Morgan said they’re concerned about smaller Saskatchewan landlords who rely on renting their properties for their sole source of income. The Saskatchewan Landlord Association (SKLA), which represents more than 500 landlords across the province, estimates the pandemic has created more than $30-million in arrears since the start of April.
Morgan said he’s not sure how accurate that number is, but he’s still concerned many of them won’t be able to last much longer without being allowed to collect rent again.
“A person who’s retired and have got a duplex or something, and are living off that money, those are the ones who are being affected,” he said. “(Companies) like Boardwalk, they carry it. It’s the price of doing business.”
The SLA called for an end to the eviction moratorium last week. They issued a statement on Monday saying they were pleased with the government’s decision, and encouraged landlords and tenants to work together for a mutually agreeable solution.
Housing experts across the country have warned that there could be a sharp rise in homelessness as temporary policies like eviction protection come to an end. In Prince Albert, however, advocates say ending the moratorium won’t hurt low-income renters as long as other support programs like social assistance, unemployment insurance, or the Canada Emergency Response Benefit (CERB) remain in place.
“There’s enough money around from CERB and other sources that people should be able to pay their rent,” River Bank Development Corp. general manager said Brian Howell, the general manager of not-for-profit housing provider River Bank Development Corp. “When the eviction stay was put in place, there really was a lot more COVID around, so nobody really wanted to see people moving too much for any reason. I think that’s more under control now too.”
River Bank operates roughly 90 affordable housing units around Prince Albert. Howell said they’ve had little problem collecting rent during the pandemic, but he realizes others haven’t been so fortunate.
“It’s life and death, especially for smaller landlords,” he said. “If you’re a larger landlord and have lots of units then some of the other units can carry the ones where you’re not getting payment, but for some smaller landlords, it puts them in a very difficult situation.”
The provincial NDP blasted the government’s decision to end the eviction ban. NDP justice critic Nicole Sarauer issued a statement saying the government has no plans in place to protect families who made personal and financial sacrifices during the pandemic.
“A spike in evictions as the economy re-opens and as parents prepare to send their kids back to school would be disruptive for the economy and for families,” the statement read. “The province needs to sit down with landlords and tenants and come back with a plan to ensure that we do not see families who have acted in good faith put out on the street.”

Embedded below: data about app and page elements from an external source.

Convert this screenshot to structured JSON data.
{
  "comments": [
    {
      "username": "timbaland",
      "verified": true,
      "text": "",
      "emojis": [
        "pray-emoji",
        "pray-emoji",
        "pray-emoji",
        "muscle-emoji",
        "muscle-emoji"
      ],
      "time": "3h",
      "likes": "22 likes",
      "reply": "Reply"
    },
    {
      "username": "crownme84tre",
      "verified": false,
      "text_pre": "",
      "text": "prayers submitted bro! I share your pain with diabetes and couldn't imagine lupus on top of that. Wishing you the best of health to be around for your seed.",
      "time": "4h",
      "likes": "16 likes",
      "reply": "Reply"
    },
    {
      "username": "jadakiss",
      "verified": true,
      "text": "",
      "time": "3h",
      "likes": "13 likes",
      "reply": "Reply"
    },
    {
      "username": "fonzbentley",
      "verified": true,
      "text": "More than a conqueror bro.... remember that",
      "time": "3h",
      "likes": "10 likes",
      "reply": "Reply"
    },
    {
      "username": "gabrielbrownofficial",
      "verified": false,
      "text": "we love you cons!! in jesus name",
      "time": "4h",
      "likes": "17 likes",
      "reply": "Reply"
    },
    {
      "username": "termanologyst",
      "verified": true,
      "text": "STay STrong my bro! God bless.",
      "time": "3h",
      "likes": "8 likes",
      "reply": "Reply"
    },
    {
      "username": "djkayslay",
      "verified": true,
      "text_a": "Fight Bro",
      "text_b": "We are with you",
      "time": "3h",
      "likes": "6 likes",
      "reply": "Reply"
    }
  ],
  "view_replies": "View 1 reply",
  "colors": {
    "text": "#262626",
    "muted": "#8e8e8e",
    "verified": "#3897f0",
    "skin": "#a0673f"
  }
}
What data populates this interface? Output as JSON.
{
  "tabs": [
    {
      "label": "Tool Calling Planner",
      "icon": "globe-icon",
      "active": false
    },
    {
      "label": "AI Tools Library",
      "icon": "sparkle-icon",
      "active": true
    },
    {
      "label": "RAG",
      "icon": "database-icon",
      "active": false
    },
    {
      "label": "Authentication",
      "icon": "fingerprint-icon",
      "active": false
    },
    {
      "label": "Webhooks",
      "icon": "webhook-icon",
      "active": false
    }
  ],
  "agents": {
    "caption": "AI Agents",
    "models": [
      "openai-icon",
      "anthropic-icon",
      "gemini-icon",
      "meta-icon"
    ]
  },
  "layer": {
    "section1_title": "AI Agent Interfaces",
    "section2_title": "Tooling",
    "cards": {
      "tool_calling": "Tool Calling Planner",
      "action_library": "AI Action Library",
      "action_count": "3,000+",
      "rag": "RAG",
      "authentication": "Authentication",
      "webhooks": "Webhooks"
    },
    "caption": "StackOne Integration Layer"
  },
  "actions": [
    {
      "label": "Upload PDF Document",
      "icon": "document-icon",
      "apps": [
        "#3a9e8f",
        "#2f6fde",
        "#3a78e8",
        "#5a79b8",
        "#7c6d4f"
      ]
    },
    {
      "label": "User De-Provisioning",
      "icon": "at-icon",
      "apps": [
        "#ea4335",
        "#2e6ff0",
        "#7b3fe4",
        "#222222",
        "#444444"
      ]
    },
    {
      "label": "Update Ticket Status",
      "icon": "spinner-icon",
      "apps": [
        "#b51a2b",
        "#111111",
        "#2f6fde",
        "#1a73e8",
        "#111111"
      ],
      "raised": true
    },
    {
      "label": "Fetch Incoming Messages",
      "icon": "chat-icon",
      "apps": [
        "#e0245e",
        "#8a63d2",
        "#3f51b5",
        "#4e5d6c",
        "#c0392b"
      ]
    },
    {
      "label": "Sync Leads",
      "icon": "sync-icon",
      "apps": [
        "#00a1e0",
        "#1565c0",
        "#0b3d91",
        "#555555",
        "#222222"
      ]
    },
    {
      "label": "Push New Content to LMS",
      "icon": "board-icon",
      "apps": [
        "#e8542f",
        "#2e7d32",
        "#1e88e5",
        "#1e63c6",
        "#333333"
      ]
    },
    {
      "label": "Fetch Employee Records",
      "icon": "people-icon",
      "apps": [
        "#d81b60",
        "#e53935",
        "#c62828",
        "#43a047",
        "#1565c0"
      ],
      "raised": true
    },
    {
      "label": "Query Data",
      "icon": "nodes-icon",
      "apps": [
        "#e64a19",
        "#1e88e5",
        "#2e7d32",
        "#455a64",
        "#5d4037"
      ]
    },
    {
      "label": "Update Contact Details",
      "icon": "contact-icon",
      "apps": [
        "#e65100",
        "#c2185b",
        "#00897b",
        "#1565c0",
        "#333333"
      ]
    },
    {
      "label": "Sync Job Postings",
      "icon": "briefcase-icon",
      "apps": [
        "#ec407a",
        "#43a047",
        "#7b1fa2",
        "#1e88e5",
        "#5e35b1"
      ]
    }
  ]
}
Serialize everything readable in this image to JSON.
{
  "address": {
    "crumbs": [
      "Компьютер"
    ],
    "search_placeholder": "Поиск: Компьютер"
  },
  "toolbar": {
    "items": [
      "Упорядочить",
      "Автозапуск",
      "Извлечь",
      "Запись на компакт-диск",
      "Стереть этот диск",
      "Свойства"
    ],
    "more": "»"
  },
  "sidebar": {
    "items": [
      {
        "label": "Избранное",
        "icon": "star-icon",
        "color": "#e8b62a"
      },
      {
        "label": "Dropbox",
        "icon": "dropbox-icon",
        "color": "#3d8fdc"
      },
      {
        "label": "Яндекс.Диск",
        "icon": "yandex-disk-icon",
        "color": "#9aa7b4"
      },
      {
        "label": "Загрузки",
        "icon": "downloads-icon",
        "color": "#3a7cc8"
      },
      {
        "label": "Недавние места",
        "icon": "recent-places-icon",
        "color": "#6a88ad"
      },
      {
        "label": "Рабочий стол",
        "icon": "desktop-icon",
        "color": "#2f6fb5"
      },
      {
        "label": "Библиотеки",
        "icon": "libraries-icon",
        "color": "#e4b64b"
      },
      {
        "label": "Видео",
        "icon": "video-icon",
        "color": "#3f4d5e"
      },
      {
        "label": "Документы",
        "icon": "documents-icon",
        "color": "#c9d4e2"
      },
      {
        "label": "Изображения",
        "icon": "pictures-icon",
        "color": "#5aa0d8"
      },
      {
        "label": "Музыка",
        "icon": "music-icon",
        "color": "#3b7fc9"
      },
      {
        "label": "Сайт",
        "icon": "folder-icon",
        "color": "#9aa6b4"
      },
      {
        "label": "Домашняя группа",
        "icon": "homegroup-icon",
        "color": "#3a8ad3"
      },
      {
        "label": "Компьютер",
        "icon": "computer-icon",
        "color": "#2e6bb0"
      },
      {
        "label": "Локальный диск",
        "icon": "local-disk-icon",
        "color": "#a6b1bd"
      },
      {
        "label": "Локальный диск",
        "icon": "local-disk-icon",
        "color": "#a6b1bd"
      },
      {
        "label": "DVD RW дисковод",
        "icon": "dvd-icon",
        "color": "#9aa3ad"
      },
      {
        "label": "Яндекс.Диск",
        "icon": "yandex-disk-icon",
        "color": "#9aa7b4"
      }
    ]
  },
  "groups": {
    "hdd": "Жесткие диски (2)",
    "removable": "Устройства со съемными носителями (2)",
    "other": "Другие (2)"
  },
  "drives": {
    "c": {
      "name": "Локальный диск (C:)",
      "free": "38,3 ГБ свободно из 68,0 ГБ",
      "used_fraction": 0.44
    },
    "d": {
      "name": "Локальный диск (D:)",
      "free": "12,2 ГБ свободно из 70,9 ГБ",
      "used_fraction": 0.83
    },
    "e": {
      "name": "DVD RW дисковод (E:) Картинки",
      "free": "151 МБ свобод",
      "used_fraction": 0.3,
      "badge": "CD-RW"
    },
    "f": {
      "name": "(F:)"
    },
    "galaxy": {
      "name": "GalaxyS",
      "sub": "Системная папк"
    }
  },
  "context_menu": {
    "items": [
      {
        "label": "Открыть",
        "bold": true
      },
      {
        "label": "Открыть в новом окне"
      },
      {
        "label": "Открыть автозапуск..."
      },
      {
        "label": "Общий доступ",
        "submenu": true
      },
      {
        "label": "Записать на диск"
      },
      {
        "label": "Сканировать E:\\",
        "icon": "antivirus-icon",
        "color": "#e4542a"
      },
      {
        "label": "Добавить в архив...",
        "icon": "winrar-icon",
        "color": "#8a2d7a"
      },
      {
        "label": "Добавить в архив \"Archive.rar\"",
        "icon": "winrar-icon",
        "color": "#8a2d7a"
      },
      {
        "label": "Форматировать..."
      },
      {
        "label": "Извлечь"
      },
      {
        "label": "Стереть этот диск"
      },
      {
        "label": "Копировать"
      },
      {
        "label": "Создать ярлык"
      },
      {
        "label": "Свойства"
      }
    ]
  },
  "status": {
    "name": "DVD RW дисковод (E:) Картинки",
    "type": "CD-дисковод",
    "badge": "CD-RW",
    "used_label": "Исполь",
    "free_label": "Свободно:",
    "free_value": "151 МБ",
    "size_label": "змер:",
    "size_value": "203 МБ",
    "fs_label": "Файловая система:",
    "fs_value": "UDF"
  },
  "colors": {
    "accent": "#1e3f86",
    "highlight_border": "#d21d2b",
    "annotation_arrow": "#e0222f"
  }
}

The residential eviction moratorium has been in place since March. The government followed with an eviction moratorium on commercial properties on June 5.
The eviction moratorium only covered renters who couldn’t afford to pay their rent. Tenants were still being evicted for violent behavior or destruction of property.